It’s Labor Day weekend, Sunday to be specific. I’m sitting on our pontoon boat. My son and his friend are hopping into the lake while intermittently requesting music. My daughter swims circles around my husband who is floating in the bay. Life is good. I’m writing in this moment by choice. Relaxed, happy, and seeking to share this sense of well-being with you.
As I type, I remember the moments that made this summer special. A family trip to California filled with friends and beautiful, new places as well as clients I appreciate very much. A lake cruise with some of my husband and my oldest and dearest friends, with no kids, just a low key investment in each other’s company. Hours on end at my house on the deck, preparing to launch my new practice, Pearl Planning. Each of these moments was unique, special, and inherently appealing to me personally.
This is just the last few months. And with school starting up, a new company to launch, and life’s hectic pace, it would be easy to race to what’s next. I’m glad to take a minute right now to appreciate. I realize that it was often not about the place or the moment, but the pleasure of sharing my family’s time with people who are important to us that made a piece of time cherished. The family, friends, and colleagues who are the threads nurturing all of us every day and especially during challenging times.
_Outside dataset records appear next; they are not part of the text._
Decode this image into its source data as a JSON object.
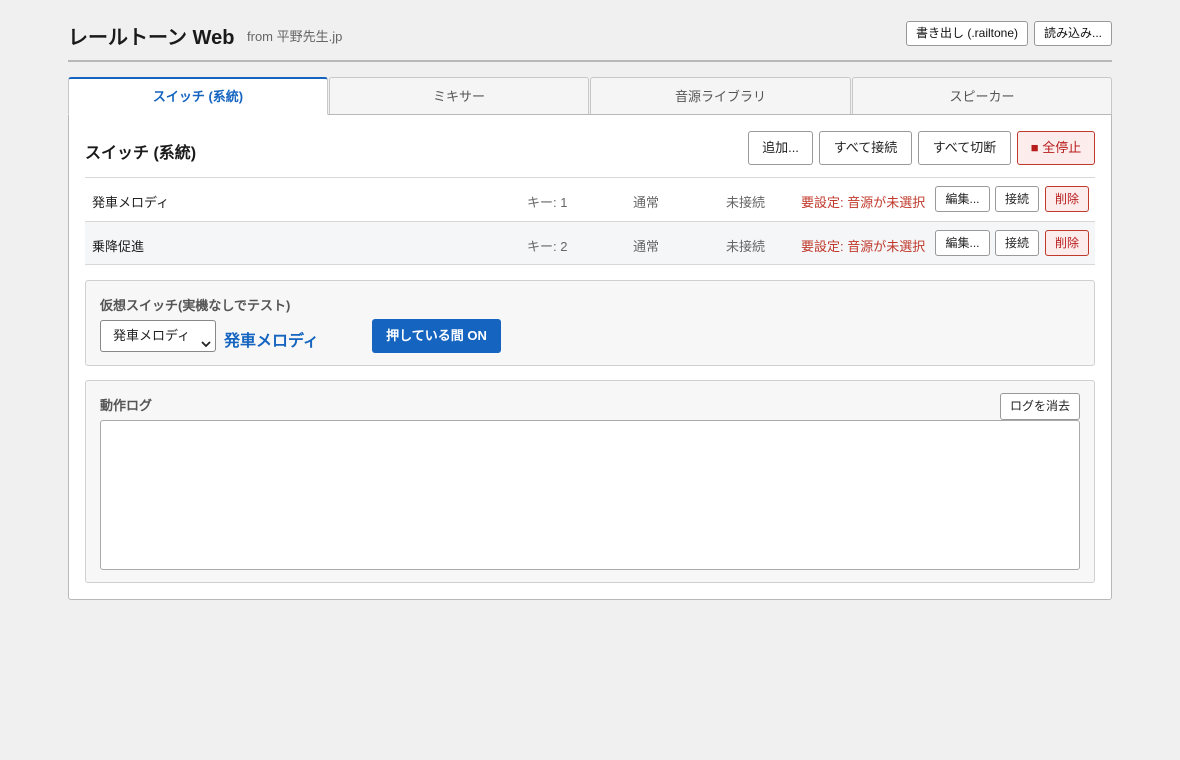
{
  "header": {
    "title": "レールトーン Web",
    "subtitle": "from 平野先生.jp",
    "export_label": "書き出し (.railtone)",
    "import_label": "読み込み..."
  },
  "tabs": [
    {
      "label": "スイッチ (系統)",
      "active": true
    },
    {
      "label": "ミキサー",
      "active": false
    },
    {
      "label": "音源ライブラリ",
      "active": false
    },
    {
      "label": "スピーカー",
      "active": false
    }
  ],
  "switch_section": {
    "title": "スイッチ (系統)",
    "add_label": "追加...",
    "connect_all_label": "すべて接続",
    "disconnect_all_label": "すべて切断",
    "stop_all_label": "■ 全停止"
  },
  "switches": [
    {
      "name": "発車メロディ",
      "key": "キー: 1",
      "mode": "通常",
      "connection": "未接続",
      "warning": "要設定: 音源が未選択",
      "edit_label": "編集...",
      "connect_label": "接続",
      "delete_label": "削除"
    },
    {
      "name": "乗降促進",
      "key": "キー: 2",
      "mode": "通常",
      "connection": "未接続",
      "warning": "要設定: 音源が未選択",
      "edit_label": "編集...",
      "connect_label": "接続",
      "delete_label": "削除"
    }
  ],
  "virtual_switch": {
    "title": "仮想スイッチ(実機なしでテスト)",
    "selected": "発車メロディ",
    "selected_display": "発車メロディ",
    "press_label": "押している間 ON"
  },
  "log": {
    "title": "動作ログ",
    "clear_label": "ログを消去",
    "content": ""
  },
  "colors": {
    "accent": "#1565c0",
    "danger": "#c0392b",
    "background": "#f0f0f0"
  }
}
I recently met with a career coach turned retirement and life vision guru, Jim Craft. Jim sits down with people to help them add purpose and meaning to their life, especially in retirement. He emphasized to me that when working with people to craft a long-term retirement vision, he starts with the experiences and memories that are important to his clients. It made me think about this summer and the layers of seasons of each of our lives.
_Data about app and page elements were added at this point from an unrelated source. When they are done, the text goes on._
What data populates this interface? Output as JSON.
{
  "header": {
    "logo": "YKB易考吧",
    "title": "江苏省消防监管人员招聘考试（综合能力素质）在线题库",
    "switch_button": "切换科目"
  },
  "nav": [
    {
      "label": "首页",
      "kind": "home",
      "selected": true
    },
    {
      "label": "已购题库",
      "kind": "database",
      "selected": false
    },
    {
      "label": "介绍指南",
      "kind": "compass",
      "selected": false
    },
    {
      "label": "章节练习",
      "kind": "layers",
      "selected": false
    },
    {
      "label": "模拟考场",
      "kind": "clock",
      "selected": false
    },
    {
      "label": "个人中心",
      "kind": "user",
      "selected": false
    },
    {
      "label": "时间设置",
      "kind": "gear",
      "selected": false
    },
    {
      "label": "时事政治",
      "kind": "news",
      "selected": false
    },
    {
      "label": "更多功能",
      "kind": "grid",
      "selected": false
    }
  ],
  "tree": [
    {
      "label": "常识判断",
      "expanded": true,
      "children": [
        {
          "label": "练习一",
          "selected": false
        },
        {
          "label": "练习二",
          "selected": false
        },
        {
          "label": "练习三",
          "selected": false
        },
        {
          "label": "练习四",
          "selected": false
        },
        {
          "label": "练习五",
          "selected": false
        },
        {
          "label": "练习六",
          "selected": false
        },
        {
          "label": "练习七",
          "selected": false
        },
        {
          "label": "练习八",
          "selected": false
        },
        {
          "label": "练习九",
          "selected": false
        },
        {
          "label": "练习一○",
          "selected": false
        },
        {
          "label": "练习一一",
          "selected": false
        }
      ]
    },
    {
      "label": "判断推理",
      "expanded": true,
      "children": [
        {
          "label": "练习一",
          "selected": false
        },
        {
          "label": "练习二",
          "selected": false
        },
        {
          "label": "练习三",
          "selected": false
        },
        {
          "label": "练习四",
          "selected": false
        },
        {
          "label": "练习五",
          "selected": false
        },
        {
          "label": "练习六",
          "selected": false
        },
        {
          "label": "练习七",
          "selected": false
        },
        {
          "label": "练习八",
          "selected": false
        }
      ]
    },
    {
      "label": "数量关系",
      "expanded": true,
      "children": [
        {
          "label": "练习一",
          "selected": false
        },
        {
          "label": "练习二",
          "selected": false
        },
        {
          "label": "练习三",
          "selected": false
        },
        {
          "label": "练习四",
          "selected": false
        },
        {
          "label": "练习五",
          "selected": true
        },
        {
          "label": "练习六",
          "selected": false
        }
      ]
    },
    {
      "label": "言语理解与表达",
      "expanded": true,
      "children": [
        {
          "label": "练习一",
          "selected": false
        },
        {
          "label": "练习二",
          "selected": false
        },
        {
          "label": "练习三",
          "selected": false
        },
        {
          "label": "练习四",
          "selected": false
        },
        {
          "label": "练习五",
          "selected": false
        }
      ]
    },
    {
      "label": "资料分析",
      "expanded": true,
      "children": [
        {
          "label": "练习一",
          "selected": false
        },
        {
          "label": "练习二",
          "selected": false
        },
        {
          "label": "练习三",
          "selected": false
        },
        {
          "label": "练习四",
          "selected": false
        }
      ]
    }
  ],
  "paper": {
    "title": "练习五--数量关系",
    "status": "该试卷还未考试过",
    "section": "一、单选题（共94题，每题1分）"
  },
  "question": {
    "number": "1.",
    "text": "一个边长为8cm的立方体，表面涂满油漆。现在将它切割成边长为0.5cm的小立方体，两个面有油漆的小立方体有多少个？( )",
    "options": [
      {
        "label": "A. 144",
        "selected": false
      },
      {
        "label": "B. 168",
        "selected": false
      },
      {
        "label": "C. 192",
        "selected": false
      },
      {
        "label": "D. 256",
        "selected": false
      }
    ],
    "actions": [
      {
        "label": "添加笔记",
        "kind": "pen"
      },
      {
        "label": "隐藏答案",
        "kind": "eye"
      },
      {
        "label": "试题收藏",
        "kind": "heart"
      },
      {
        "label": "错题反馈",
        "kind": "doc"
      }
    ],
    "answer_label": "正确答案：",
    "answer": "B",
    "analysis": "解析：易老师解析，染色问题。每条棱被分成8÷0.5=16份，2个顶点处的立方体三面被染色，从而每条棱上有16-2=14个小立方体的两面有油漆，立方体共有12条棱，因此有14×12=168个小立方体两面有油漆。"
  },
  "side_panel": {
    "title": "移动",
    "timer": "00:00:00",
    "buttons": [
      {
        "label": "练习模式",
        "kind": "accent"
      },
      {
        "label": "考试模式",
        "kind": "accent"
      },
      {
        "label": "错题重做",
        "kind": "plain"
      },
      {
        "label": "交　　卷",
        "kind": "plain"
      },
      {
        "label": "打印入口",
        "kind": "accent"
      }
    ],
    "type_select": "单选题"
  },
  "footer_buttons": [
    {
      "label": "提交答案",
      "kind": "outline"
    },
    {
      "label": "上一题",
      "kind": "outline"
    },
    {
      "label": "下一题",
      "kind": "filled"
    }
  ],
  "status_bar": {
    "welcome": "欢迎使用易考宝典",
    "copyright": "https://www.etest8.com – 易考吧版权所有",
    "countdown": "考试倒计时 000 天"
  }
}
If you don’t take the time to reflect on what’s special, what matters to you, and what you need to seek more of, how can you appropriately shape your future personal and financial goals in a way that will maximize the happiness and meaning in your life? I, for one, don’t want to leave my vision and goals to chance. So, here I am, thinking back with a smile about simple moments and time that meant more to me than money can buy.
When you have the time, reflect on the past months, the past year, the seasons of your life. Are there particular experiences or memories that mattered most to you with the benefit of hindsight? What would it take to rearrange your intentions so that you could find more of this in the future?
When your financial planner discusses your goals, they shouldn’t just ask when you want to retire and how much you plan to spend. Without the purpose, the meaning, the intention for experiences that make you tick, you may find that something is missing. Something important and potentially transcendent.
For me, my reflection today has some goals and actions I can incorporate into my future
- I’ve always known how my connections with clients fueled my passion for my work. This summer provided an important validation for that belief. I never want to lose the space for meaningful personal connections with the clients I serve as a financial planner.
- I can count my summer’s success with hugs from my five-year-old daughter. They’re an exuberant physical experience. I want to be able to tell her how much they’ve mean to me long after she grows old and her hugs grow more delicate. For my son, his burgeoning friendships and elementary school society are to be nourished, and my husband, Jeff, and I want to make sure to respect the time those friendships need for investment.
- A financial investment in a pontoon boat resulted in many of our most special moments as a family. It had been on our list of goals for years, but we put off the purchase. I’m glad we didn’t stretch when the investment would have hurt our cash flow. But, we probably could have made the purchase a year or two earlier. And the return on investment with relaxing evenings and weekends has been tenfold thus far. I want to make sure we continue to put the boat to good use and recognize that some rewards aren’t financial when we evaluate future big-ticket expenses. In this case, the purchase worked out big time!
- Connecting with my family, work and community more closely with each other with a career transition and office relocation have buoyed my sense of well-being. I want to acknowledge this and make sure to seek more of this alignment in all our family’s big decisions when possible.
So what memories mattered most to you? What do you want to add to your life? What needs to change?
Any opinions are those of Melissa Joy are not necessarily those of Raymond James. Raymond James is not affiliated with Jim Craft.